* Problem description *
Report, from the records below, every line where the word "Consultation" appears.

↓

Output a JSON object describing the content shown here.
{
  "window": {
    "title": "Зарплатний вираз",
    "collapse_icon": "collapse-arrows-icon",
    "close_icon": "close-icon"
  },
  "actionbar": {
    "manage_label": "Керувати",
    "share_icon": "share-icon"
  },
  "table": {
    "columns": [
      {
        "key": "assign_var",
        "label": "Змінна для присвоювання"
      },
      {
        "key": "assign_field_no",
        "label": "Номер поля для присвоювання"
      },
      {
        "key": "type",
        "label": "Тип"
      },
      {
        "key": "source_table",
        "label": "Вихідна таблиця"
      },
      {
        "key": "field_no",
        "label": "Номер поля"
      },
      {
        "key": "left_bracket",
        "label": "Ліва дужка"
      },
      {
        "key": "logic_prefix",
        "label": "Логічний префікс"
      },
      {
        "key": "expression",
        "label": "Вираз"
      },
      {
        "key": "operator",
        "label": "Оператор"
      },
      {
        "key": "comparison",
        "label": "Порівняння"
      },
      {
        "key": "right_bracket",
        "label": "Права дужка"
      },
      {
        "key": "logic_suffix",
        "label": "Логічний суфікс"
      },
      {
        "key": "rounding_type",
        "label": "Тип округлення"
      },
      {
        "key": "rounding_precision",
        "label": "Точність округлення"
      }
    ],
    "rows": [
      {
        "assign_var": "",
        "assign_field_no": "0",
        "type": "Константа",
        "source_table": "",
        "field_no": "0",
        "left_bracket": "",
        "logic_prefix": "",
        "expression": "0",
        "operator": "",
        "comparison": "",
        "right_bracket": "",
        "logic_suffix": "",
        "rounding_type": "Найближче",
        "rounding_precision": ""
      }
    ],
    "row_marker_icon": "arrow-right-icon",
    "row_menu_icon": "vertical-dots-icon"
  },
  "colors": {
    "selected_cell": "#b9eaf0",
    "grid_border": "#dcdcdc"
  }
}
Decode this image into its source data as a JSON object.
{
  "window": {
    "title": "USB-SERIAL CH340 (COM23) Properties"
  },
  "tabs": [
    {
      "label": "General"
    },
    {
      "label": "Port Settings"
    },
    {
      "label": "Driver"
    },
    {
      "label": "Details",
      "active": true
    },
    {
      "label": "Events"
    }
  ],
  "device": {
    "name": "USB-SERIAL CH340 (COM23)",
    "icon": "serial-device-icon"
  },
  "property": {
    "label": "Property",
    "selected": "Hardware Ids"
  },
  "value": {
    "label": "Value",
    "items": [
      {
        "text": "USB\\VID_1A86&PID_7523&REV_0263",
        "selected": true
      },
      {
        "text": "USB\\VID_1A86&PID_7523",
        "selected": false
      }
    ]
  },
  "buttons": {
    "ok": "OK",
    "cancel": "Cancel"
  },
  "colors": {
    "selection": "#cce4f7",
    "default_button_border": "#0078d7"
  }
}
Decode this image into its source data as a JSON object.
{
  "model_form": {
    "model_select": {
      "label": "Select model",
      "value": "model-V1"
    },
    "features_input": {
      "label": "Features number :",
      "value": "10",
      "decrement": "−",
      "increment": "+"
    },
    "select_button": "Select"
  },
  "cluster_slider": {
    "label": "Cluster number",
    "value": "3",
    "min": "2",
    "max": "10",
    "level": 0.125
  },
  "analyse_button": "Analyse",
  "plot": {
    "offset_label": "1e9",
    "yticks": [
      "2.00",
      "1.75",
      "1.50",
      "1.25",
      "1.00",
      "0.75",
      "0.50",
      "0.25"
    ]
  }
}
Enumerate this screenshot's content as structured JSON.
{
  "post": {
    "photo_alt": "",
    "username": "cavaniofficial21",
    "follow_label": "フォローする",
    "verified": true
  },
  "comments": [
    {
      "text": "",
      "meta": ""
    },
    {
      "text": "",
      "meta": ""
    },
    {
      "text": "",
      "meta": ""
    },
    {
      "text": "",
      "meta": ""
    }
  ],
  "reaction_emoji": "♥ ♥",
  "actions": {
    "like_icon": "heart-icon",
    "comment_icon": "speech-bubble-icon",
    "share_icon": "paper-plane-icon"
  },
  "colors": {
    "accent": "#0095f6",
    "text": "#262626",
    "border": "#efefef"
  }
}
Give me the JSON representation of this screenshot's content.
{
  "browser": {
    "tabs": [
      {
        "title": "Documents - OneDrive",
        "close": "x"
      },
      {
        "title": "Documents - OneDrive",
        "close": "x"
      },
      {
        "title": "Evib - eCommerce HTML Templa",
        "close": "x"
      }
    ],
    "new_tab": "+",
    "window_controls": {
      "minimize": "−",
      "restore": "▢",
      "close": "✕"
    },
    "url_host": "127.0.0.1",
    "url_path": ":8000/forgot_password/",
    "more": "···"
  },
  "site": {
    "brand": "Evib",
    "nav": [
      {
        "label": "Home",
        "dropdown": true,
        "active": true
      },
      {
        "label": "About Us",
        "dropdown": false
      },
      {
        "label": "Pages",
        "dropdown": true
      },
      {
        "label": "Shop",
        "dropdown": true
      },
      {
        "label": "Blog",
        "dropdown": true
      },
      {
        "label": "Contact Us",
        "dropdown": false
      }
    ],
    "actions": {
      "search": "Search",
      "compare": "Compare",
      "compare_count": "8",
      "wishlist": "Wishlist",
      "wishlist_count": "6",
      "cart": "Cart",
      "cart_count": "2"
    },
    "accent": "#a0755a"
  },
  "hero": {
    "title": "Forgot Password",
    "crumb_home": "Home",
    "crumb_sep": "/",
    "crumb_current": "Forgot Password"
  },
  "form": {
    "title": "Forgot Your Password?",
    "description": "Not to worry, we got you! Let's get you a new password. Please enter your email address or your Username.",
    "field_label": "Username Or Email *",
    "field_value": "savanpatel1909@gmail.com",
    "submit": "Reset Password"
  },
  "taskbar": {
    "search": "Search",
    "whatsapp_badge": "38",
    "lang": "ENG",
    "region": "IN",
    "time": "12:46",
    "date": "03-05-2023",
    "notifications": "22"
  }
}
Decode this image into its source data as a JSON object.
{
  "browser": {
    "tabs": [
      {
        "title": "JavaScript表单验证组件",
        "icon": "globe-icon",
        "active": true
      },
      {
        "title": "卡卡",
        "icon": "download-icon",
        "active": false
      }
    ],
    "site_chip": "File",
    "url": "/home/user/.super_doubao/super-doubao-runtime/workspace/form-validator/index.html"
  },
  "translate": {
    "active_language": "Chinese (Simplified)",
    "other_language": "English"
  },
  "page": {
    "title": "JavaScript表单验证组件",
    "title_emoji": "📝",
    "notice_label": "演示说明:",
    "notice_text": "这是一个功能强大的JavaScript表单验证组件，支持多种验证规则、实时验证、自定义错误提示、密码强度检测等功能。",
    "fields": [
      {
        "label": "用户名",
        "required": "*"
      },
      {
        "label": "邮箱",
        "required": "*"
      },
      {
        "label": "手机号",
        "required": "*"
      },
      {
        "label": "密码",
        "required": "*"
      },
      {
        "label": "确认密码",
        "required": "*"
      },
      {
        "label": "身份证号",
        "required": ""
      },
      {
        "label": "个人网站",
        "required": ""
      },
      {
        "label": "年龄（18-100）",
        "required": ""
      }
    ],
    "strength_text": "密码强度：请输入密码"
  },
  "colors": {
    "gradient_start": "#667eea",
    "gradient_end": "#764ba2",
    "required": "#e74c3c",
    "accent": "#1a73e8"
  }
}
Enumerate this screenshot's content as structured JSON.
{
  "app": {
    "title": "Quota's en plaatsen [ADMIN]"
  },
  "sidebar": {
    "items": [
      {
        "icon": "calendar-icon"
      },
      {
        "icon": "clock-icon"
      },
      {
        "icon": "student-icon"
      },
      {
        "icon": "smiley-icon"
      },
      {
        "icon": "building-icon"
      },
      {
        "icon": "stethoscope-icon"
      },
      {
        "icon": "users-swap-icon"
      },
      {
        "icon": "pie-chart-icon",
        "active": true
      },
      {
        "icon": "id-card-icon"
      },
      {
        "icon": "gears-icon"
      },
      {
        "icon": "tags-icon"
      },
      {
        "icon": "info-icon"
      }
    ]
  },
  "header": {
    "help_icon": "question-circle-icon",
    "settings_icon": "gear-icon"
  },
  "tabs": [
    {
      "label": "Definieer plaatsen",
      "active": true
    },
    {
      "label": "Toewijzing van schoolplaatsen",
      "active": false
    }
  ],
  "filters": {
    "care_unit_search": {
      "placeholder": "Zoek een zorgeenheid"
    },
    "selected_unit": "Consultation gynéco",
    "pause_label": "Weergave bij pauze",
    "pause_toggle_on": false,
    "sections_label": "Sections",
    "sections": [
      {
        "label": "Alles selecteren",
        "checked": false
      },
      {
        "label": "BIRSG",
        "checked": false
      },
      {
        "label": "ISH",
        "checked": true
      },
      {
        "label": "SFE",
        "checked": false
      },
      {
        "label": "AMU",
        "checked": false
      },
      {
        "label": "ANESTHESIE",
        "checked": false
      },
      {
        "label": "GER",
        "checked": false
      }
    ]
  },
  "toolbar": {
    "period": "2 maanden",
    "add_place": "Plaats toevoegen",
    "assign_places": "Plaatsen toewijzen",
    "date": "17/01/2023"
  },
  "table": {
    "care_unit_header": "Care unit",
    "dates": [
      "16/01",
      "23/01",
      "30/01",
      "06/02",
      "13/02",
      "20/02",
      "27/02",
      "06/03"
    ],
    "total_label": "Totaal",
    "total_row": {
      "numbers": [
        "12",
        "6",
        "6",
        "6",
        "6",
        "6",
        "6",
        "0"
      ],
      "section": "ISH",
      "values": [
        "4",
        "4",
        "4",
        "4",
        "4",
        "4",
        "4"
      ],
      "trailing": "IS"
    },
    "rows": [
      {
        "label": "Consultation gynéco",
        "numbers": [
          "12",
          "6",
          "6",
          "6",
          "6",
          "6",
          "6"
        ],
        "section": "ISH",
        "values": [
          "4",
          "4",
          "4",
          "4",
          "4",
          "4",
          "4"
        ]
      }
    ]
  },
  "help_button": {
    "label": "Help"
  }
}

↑

* Solved exercise *
    "selected_unit": "Consultation gynéco",
        "label": "Consultation gynéco",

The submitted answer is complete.